Source material –
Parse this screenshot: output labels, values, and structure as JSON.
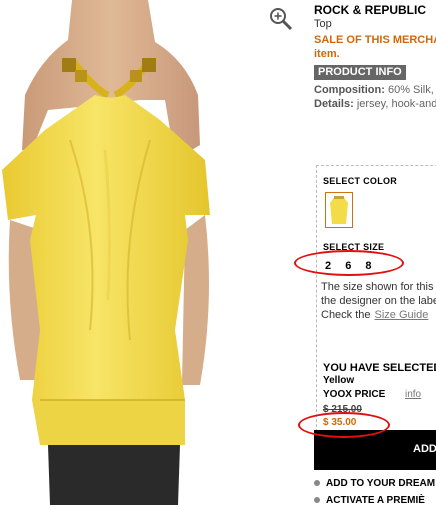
{
  "product": {
    "brand": "ROCK & REPUBLIC",
    "category": "Top",
    "sale_line1": "SALE OF THIS MERCHA",
    "sale_line2": "item.",
    "product_info_label": "PRODUCT INFO",
    "composition_label": "Composition:",
    "composition_value": "60% Silk,",
    "details_label": "Details:",
    "details_value": "jersey, hook-and"
  },
  "selection": {
    "select_color_label": "SELECT COLOR",
    "select_size_label": "SELECT SIZE",
    "sizes": [
      "2",
      "6",
      "8"
    ],
    "note_line1": "The size shown for this",
    "note_line2": "the designer on the labe",
    "check_the": "Check the",
    "size_guide_link": "Size Guide",
    "you_have_selected": "YOU HAVE SELECTED:",
    "selected_color": "Yellow",
    "yoox_price_label": "YOOX PRICE",
    "info_link": "info",
    "original_price": "$ 215.00",
    "sale_price": "$ 35.00"
  },
  "actions": {
    "add_button": "ADD",
    "add_dream": "ADD TO YOUR DREAM",
    "activate": "ACTIVATE A PREMIÈ"
  },
  "colors": {
    "sale_accent": "#d0680a",
    "annotation_red": "#e01010",
    "swatch_yellow": "#f3dc4a",
    "button_black": "#000000"
  },
  "icons": {
    "zoom": "magnifier-plus-icon",
    "bullet": "circle-bullet-icon"
  }
}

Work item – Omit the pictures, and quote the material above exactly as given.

Answer box –
Parse this screenshot: output labels, values, and structure as JSON.
{
  "product": {
    "brand": "ROCK & REPUBLIC",
    "category": "Top",
    "sale_line1": "SALE OF THIS MERCHA",
    "sale_line2": "item.",
    "product_info_label": "PRODUCT INFO",
    "composition_label": "Composition:",
    "composition_value": "60% Silk,",
    "details_label": "Details:",
    "details_value": "jersey, hook-and"
  },
  "selection": {
    "select_color_label": "SELECT COLOR",
    "select_size_label": "SELECT SIZE",
    "sizes": [
      "2",
      "6",
      "8"
    ],
    "note_line1": "The size shown for this",
    "note_line2": "the designer on the labe",
    "check_the": "Check the",
    "size_guide_link": "Size Guide",
    "you_have_selected": "YOU HAVE SELECTED:",
    "selected_color": "Yellow",
    "yoox_price_label": "YOOX PRICE",
    "info_link": "info",
    "original_price": "$ 215.00",
    "sale_price": "$ 35.00"
  },
  "actions": {
    "add_button": "ADD",
    "add_dream": "ADD TO YOUR DREAM",
    "activate": "ACTIVATE A PREMIÈ"
  },
  "colors": {
    "sale_accent": "#d0680a",
    "annotation_red": "#e01010",
    "swatch_yellow": "#f3dc4a",
    "button_black": "#000000"
  },
  "icons": {
    "zoom": "magnifier-plus-icon",
    "bullet": "circle-bullet-icon"
  }
}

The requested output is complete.